- Transfer the remaining 1 3/4 cups milk to a heavy, medium-sized saucepan. Scrape in vanilla seeds from bean and add the pod. Sprinkle the remaining 1/3 cup sugar over, letting sugar undisturbed sink to the bottom. Set pan over moderate heat and bring to simmer without stirring.
- Whisk hot milk mixture, then gradually whisk into egg yolk mixture. Return all to saucepan over moderate heat and cook, whisking constantly until pastry thickens, about 1 minute. (Took me a few more minutes but nbd.)
- Remove from heat, discard vanilla pod and whisk cream until smooth.
- (At this point I covered 3 layers of cake each with 1 cup of cooled cream, assembled the cake stacking the layers leaving the top of the 4 layer cake bare but well covered with wax paper.)

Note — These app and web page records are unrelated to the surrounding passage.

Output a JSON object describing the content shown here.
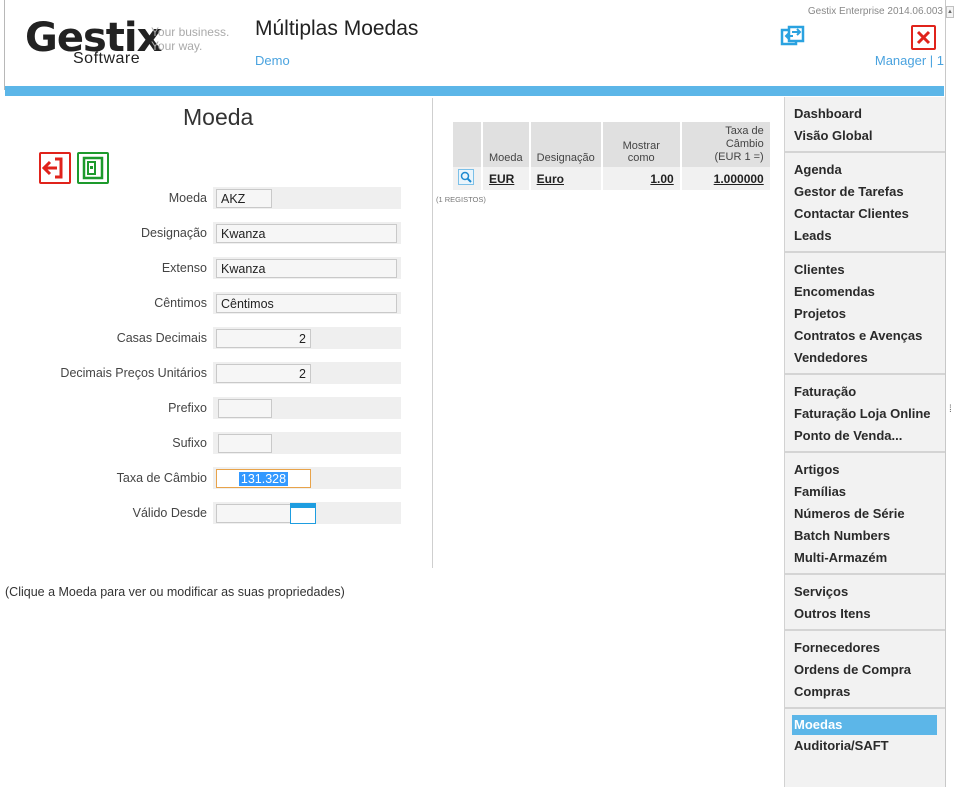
{
  "header": {
    "logo_main": "Gestix",
    "logo_sub": "Software",
    "tagline_1": "Your business.",
    "tagline_2": "Your way.",
    "title": "Múltiplas Moedas",
    "company": "Demo",
    "version": "Gestix Enterprise 2014.06.003",
    "user": "Manager | 1",
    "refresh_icon": "refresh-icon",
    "close_icon": "close-icon"
  },
  "form": {
    "title": "Moeda",
    "back_icon": "back-arrow-icon",
    "save_icon": "save-icon",
    "fields": [
      {
        "label": "Moeda",
        "value": "AKZ"
      },
      {
        "label": "Designação",
        "value": "Kwanza"
      },
      {
        "label": "Extenso",
        "value": "Kwanza"
      },
      {
        "label": "Cêntimos",
        "value": "Cêntimos"
      },
      {
        "label": "Casas Decimais",
        "value": "2"
      },
      {
        "label": "Decimais Preços Unitários",
        "value": "2"
      },
      {
        "label": "Prefixo",
        "value": ""
      },
      {
        "label": "Sufixo",
        "value": ""
      },
      {
        "label": "Taxa de Câmbio",
        "value": "131.328"
      },
      {
        "label": "Válido Desde",
        "value": ""
      }
    ],
    "help": "(Clique a Moeda para ver ou modificar as suas propriedades)"
  },
  "table": {
    "headers": [
      "Moeda",
      "Designação",
      "Mostrar como",
      "Taxa de Câmbio",
      "(EUR 1 =)"
    ],
    "rows": [
      {
        "moeda": "EUR",
        "designacao": "Euro",
        "mostrar": "1.00",
        "taxa": "1.000000"
      }
    ],
    "count": "(1 REGISTOS)"
  },
  "sidebar": {
    "groups": [
      [
        "Dashboard",
        "Visão Global"
      ],
      [
        "Agenda",
        "Gestor de Tarefas",
        "Contactar Clientes",
        "Leads"
      ],
      [
        "Clientes",
        "Encomendas",
        "Projetos",
        "Contratos e Avenças",
        "Vendedores"
      ],
      [
        "Faturação",
        "Faturação Loja Online",
        "Ponto de Venda..."
      ],
      [
        "Artigos",
        "Famílias",
        "Números de Série",
        "Batch Numbers",
        "Multi-Armazém"
      ],
      [
        "Serviços",
        "Outros Itens"
      ],
      [
        "Fornecedores",
        "Ordens de Compra",
        "Compras"
      ],
      [
        "Moedas",
        "Auditoria/SAFT"
      ]
    ],
    "active": "Moedas"
  },
  "colors": {
    "accent_blue": "#5cb6e8",
    "link_blue": "#4aa3df",
    "danger_red": "#e0231b",
    "save_green": "#1d9a2c"
  }
}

- Transfer to a bowl and press plastic wrap directly onto surface. Chill until cold, about 4 hours. Pastry cream can be made ahead and refrigerated, wrapped well with plastic wrap on the surface, up to 3 days.
yield: about 2 cups
- 9 ounces bittersweet chocolate, roughly chopped
- 1 cup heavy cream
- 1 tablespoon liquor, such as orange flavored, Armagnac, brandy, rum
- Place chocolate in a medium-sized bowl.
- Heat cream to just before boiling point.
- Pour hot cream over chocolate bits in bowl and whisk vigorously until smooth.
- If using, stir in liquor until completely incorporated.
- Allow to cool slightly before pouring over cake. This works best on a chilled cake.
If you are decorating the cake with berries wait to place them on the cake a few hours before serving it so the fruit stays fresh. Heat up a bit of clear jelly in the microwave and with a small paint brush spread the liquid jelly on the bottom or cut side of the fruit. The jelly will act as your “glue”. Carefully paint the jelly on the top and sides of the fruit to give it a glossy finish. If the heated jelly starts to thicken while you’re working with it, it can be warmed up again in the microwave.